The rise and fall of sea levels influence the likelihood of volcanic eruptions on the Greek island of Santorini, new research published in Nature has discovered.
Analysing the timings of eruptions over hundreds of thousands of years, the researchers found that a 40 metre fall in sea level is a crucial point beyond which eruptions are more likely to occur.
The findings could have implications for millions of people living on volcanic islands around the world.
Dr Andrew Miles, Lecturer in Igneous Petrology at the University of Leicester said: “What’s interesting about these results is that while volcanoes are known to have an impact on the Earth’s climate through the emission of ash and volcanic gasses, these data indicate that the reverse is also true for some island volcanoes.
“During colder periods of Earth history, large volumes of water are locked up in ice sheets and global sea levels fall. Lower sea level reduces the downward pressure on the underlying magma chamber and makes it easier for fractures and magmas to propagate from depth towards the surface.”
Clues about past volcanic activity on Santorini are embedded in the layers of rock on the cliff face encircling the inner part of the island. The researchers say that eruptions at hundreds of other volcanic islands around the world may also have been influenced by fluctuations in sea level

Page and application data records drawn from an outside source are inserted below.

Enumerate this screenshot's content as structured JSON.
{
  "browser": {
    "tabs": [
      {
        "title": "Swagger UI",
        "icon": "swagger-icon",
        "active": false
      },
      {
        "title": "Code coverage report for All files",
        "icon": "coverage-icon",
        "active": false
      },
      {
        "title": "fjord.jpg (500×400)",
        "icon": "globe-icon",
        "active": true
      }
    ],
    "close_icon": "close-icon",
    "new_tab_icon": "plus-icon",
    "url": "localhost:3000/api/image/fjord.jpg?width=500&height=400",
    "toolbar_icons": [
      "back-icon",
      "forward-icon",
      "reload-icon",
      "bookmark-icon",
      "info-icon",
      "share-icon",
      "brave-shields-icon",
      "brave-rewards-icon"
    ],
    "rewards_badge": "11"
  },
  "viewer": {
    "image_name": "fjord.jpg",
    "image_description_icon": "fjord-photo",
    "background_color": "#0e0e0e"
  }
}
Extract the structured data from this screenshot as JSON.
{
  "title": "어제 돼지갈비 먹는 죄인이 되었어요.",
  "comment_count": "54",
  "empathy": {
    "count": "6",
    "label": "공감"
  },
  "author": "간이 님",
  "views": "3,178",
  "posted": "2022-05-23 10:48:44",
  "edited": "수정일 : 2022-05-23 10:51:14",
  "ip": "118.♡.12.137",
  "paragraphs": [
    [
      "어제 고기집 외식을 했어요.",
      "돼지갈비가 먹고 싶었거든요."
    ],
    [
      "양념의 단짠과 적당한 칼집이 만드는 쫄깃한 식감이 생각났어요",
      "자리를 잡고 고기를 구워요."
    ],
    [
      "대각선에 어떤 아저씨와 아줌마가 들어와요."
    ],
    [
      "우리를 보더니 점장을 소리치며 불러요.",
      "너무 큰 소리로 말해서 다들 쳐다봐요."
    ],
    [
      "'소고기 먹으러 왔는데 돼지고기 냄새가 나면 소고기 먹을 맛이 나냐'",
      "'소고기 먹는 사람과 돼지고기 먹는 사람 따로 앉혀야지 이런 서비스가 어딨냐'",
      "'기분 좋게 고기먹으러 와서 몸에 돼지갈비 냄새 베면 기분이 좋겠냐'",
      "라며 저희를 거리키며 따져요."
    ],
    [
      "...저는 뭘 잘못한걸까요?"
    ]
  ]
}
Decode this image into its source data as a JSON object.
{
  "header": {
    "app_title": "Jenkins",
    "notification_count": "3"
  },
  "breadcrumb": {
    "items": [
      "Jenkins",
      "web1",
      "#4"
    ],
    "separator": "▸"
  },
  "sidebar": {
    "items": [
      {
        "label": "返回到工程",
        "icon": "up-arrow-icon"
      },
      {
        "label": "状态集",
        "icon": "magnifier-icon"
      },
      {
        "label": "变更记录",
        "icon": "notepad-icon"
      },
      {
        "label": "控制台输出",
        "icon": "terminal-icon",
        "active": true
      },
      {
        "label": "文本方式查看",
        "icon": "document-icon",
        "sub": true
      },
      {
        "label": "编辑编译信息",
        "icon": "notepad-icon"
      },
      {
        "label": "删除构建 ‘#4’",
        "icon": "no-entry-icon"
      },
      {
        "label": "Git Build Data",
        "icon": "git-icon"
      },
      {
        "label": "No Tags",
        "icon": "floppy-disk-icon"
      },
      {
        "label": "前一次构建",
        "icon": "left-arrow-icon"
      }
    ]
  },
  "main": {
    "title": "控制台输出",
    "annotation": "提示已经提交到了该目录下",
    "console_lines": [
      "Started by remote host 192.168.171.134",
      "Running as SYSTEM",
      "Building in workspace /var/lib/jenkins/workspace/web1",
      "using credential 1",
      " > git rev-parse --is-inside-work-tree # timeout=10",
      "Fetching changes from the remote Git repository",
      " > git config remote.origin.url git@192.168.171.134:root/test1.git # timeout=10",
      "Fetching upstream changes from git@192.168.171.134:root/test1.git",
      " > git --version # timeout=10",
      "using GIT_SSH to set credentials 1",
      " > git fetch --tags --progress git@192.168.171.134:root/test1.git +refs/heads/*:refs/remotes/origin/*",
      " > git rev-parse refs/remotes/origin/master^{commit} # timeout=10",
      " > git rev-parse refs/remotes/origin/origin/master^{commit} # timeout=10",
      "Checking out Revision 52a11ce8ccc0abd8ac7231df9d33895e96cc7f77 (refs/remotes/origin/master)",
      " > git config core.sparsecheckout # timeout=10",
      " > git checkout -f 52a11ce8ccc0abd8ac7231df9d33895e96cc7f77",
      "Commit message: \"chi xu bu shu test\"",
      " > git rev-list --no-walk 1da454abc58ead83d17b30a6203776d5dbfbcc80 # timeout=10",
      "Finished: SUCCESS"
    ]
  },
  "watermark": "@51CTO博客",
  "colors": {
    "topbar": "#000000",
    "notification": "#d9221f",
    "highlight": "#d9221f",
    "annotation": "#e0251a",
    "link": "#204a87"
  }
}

Dr Chris Satow from Oxford Brookes University said: “A huge eruption 3,600 years ago caused the centre of what was then a conical island to sink into the sea, revealing an extraordinarily detailed history of over 200 volcanic eruptions preserved within the remaining circle of cliffs.
“Comparing this eruption history to a sea level record allowed us to show for the first time that the sea level has had an important role in determining the timing of eruptions at Santorini, and probably at many other island volcanoes around the world.
“The mechanism is quite simple: falling sea levels remove mass from the Earth’s crust and the crust fractures as a result. These fractures allow magma to rise and feed eruptions at the surface.”
‘Eruptive Activity of Santorini Volcano Controlled by Sea Level Rise and Fall’ is published in Nature Geoscience. The research received funding from RCUK | Natural Environment Research Council (NERC) and Vetenskapsrådet (Swedish Research Council).